Safe drinking water
and sanitation must for health
WATER is not merely essential for human existence but is the very essence of life. Most civilisations have grown along the rivers of the world like the Ganga, Indus, Nile and Rhine. Our planet has life because of the presence of water and air and any scientific explanation of the origin of life would be traced to the sea where possibly the first living molecule would have originated. Two-third of the surface of our globe is covered with water. It is a very interesting coincidence that 2/3rd of our body also consists of water. Apparently there is enough water around when you take the mighty rivers and the oceans into consideration but it will be a gross mistake to take the supply of water for human use for granted. A recent United Nations document on this issue warns of a very bleak picture in the foreseeable future.
According to this
report, by the year 2032 over half the world population will be faced
with water shortage resulting in serious health consequences. The
report goes on to point out the serious consequences of exploiting of
natural resources, population growth, global warming and unlimited
urbanisation. The report points out that 1.1 billion people in
developing countries still have no access to safe drinking water and
nearly 2.4 billion (more than 1/3rd of the world population) lack
adequate sanitation facilities. This combination of unsafe water and
poor sanitation is responsible for 4 billion cases of diarrhoea with
2.2 billion deaths every year. Intestinal parasitic infections,
trachoma and schistsoma infection devastate a large population in
developing countries. Nearly half of the world’s rivers are drying
up and more and more population is becoming dependent of ground water
supply which is also decreasing. The worst-effected area will be West
Asia where over 90 per cent of the people will face water shortage.
A water supply and sanitation programme was initiated in 1954 for the supply of adequate safe drinking water and sanitation for the entire urban and rural population. In 1972 an accelerated rural water supply programme was started and the decade of 80s was declared as the drinking water supply and sanitation decade.
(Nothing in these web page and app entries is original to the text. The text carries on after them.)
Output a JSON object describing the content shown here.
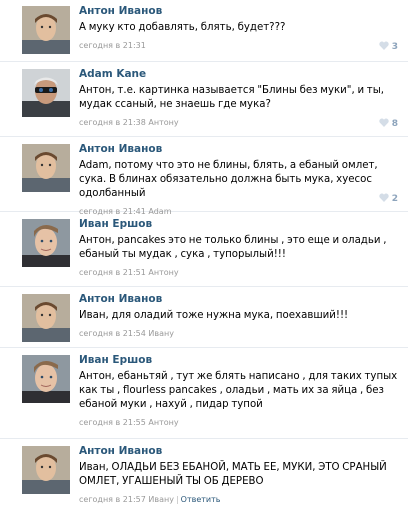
{
  "colors": {
    "author_link": "#2b587a",
    "meta_text": "#999999",
    "like_heart": "#d4dde7",
    "like_count": "#8da4bc",
    "divider": "#e7ebf0"
  },
  "comments": [
    {
      "author": "Антон Иванов",
      "text": "А муку кто добавлять, блять, будет???",
      "time": "сегодня в 21:31",
      "likes": "3"
    },
    {
      "author": "Adam Kane",
      "text": "Антон, т.е. картинка называется \"Блины без муки\", и ты, мудак ссаный, не знаешь где мука?",
      "time": "сегодня в 21:38 Антону",
      "likes": "8"
    },
    {
      "author": "Антон Иванов",
      "text": "Adam, потому что это не блины, блять, а ебаный омлет, сука. В блинах обязательно должна быть мука, хуесос одолбанный",
      "time": "сегодня в 21:41 Adam",
      "likes": "2"
    },
    {
      "author": "Иван Ершов",
      "text": "Антон, pancakes это не только блины , это еще и оладьи , ебаный ты мудак , сука , тупорылый!!!",
      "time": "сегодня в 21:51 Антону"
    },
    {
      "author": "Антон Иванов",
      "text": "Иван, для оладий тоже нужна мука, поехавший!!!",
      "time": "сегодня в 21:54 Ивану"
    },
    {
      "author": "Иван Ершов",
      "text": "Антон, ебаньтяй , тут же блять написано , для таких тупых как ты , flourless pancakes , оладьи , мать их за яйца , без ебаной муки , нахуй , пидар тупой",
      "time": "сегодня в 21:55 Антону"
    },
    {
      "author": "Антон Иванов",
      "text": "Иван, ОЛАДЬИ БЕЗ ЕБАНОЙ, МАТЬ ЕЕ, МУКИ, ЭТО СРАНЫЙ ОМЛЕТ, УГАШЕНЫЙ ТЫ ОБ ДЕРЕВО",
      "time": "сегодня в 21:57 Ивану",
      "reply": "Ответить"
    }
  ]
}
A minimum of 40 litres of safe drinking water per capita per day was stipulated for the entire population. The Union Cabinet has recently raised this limit to 55 litres a day and efforts are being made to provide this to the entire urban and rural population. We are nowhere near providing sanitation to the population. The report of the State Council for Science and Technology published in 1995 paints a very discouraging picture of the situation in Punjab. The amount of industrial discharge and urban sewerage which enters the Sutlej after the Gobind Sagar at Nangal makes this river seem like a sewerage drain. The river supports over 50 aquatic species in the Nangal Dam, but soon after the effluent from various industrial units and Budha Nala of Ludhiana enters the river, it is unable to support any life at all. The picture of rivers Beas and Ravi is a little better. Most of the towns in Punjab are dependent on ground water which is also a cause of concern. In many districts the ground water recharging is less than 50 per cent and, therefore, the ground water level is gradually going down. Toxic waste slowly permeates the upper level of the ground water and is full of pollutants like heavy metals, minerals, nitrogen compounds, detergents, bleaching agents and dyes. These compounds will affect the population directly through the water and indirectly by affecting the vegetation. Presence of fluoride above accepted level in some districts of Punjab is another hazard to superficial ground water.
Hazards of unsafe water
Unclean water is a major cause of concern for the public health authorities and is known to carry water-borne diseases. Water-borne infections manifest themselves in the summer and rainy seasons as diarrhoea and dysentery. These include various virus infection like hepatitis, bacterial infection like typhoid, dysentery, Cholera and the common bacteria E.coli, protozoal infection like amoebiasis and giardia and worms like round worms hazards from the toxic effluent from industries become evident over a longer period of time and might even be responsible for the spurt in cardiovascular diseases like coronary artery diseases and hypertension. Their role in causing cancer has always been a cause for concern.
I have no doubt that
both the central and the state governments and the public health
departments are conscious of this problem and are trying to cope with
the situation. The problem is rooted in the twin factors of a growing
population and urbanisation. The municipalities and the gram
panchayats must be made responsible for providing safe drinking water
and at least minimum sanitation. A visit to any slum area in
Chandigarh is an eye-opener. It is difficult to ignore the sanitation
problem in these colonies, legal or illegal. Their presence in towns
like Chandigarh, Delhi or Mumbai is a reality and the fact is that
they serve vital needs of these towns. To meet their minimal needs of
health and sanitation is the responsibility of the society they serve.
Is the Human Rights Commission listening?